§ **Goal of the exercise**: Select and copy out every line in the records containing "information".

§ **Exercise data**:
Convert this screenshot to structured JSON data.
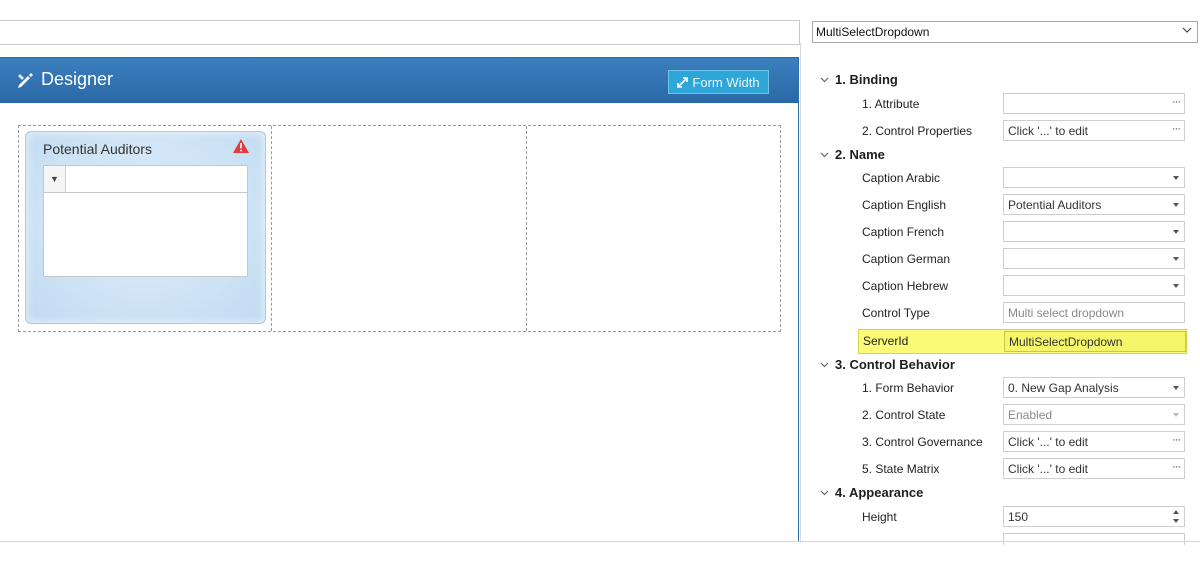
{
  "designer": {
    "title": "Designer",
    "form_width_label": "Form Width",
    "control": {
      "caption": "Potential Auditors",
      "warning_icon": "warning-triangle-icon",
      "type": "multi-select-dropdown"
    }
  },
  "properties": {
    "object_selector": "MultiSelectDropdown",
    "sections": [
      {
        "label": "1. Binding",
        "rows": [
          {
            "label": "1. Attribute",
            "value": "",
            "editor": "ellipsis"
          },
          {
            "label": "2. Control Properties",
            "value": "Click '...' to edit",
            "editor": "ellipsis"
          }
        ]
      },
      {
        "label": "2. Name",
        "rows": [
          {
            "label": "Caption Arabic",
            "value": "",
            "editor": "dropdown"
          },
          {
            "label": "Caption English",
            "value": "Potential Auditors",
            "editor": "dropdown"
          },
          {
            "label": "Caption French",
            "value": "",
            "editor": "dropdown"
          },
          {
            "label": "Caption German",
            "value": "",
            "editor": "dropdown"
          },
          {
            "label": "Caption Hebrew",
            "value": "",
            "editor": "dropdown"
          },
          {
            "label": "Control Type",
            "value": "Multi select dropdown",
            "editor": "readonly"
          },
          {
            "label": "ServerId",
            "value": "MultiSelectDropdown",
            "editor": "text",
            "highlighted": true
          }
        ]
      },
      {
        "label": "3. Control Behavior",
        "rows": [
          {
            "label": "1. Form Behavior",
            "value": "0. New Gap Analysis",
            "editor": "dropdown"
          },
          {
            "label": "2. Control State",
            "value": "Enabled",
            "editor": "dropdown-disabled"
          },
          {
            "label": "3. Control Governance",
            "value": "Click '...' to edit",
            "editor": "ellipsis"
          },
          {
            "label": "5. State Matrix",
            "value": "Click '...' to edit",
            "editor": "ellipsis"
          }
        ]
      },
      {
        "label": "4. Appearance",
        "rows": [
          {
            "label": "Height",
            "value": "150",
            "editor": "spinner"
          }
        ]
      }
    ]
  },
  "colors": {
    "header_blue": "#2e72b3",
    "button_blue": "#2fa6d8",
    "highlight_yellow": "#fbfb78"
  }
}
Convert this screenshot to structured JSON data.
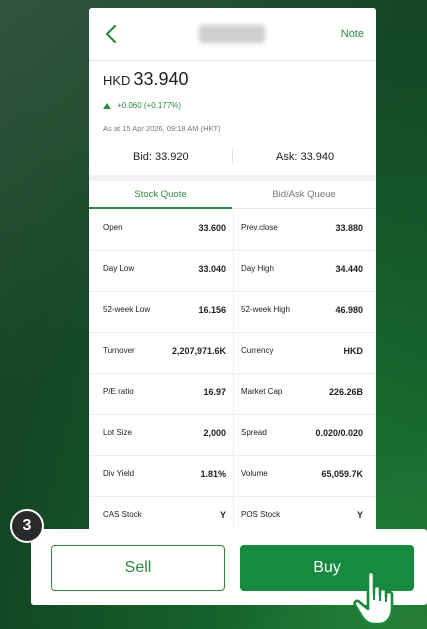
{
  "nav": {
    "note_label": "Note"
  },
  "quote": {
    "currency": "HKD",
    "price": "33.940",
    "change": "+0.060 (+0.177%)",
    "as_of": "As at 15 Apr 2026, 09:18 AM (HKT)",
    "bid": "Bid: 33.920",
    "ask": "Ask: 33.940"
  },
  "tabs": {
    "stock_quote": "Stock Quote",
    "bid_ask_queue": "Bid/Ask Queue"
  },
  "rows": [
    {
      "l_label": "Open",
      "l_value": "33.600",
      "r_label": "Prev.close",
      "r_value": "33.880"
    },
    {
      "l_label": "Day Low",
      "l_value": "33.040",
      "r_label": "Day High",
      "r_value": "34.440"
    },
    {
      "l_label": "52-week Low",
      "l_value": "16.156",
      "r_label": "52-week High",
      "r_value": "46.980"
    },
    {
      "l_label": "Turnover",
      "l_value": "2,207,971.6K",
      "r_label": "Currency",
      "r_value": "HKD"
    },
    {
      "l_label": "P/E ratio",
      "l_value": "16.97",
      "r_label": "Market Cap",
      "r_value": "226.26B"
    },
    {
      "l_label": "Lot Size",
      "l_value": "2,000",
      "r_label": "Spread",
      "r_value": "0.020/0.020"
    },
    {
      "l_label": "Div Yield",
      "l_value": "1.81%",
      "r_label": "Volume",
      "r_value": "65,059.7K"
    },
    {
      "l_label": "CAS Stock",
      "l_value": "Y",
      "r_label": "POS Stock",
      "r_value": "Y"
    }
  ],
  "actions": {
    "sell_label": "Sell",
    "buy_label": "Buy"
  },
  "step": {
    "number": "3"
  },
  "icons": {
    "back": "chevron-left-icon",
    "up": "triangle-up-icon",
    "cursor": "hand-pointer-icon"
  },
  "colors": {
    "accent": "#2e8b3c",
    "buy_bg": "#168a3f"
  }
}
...
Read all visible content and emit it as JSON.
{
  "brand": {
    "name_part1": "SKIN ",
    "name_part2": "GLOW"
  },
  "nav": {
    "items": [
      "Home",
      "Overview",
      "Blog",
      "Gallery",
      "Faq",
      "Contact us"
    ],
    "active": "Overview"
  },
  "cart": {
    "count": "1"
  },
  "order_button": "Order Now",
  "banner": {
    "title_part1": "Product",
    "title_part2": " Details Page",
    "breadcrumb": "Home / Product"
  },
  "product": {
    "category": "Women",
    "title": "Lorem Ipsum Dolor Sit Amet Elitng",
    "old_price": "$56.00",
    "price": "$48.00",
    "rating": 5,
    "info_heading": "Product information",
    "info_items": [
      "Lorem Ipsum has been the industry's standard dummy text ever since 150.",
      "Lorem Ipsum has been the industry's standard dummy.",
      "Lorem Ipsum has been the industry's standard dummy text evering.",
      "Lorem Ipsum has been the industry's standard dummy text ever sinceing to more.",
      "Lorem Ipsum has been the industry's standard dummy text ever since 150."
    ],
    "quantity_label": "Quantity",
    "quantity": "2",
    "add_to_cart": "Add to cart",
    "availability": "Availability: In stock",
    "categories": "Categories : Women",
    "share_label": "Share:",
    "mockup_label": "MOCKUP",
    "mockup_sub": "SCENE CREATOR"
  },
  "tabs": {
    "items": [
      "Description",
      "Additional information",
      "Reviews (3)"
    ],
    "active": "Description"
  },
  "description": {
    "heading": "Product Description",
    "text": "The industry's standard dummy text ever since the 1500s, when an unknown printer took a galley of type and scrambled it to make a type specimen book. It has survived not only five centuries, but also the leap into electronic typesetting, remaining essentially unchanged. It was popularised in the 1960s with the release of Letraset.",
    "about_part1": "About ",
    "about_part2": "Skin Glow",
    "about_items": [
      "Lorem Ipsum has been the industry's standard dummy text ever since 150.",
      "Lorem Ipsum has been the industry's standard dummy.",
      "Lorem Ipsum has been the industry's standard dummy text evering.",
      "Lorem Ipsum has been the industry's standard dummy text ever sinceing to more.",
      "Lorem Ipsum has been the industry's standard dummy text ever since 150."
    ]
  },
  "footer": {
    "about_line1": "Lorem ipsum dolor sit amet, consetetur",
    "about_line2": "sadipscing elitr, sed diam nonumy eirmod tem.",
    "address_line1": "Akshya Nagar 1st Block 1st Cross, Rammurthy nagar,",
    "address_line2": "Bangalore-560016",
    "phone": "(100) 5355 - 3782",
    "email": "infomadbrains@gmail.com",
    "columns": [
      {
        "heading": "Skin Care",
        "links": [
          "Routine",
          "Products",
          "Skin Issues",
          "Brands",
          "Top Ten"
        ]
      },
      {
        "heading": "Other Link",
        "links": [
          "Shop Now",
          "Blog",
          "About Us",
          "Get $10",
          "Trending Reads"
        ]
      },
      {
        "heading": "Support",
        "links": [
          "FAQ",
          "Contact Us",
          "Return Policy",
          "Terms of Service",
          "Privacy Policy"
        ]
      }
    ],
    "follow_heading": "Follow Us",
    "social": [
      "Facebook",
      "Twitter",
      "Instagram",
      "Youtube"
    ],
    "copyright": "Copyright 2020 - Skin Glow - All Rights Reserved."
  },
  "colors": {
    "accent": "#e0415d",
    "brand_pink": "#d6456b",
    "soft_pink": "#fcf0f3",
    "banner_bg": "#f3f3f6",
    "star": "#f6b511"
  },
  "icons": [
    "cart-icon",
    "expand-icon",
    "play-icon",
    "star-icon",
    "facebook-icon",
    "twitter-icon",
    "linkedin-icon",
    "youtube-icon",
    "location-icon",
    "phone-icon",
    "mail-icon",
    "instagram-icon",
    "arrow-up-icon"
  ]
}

§ **Response area**:
    "info_heading": "Product information",
      "Additional information",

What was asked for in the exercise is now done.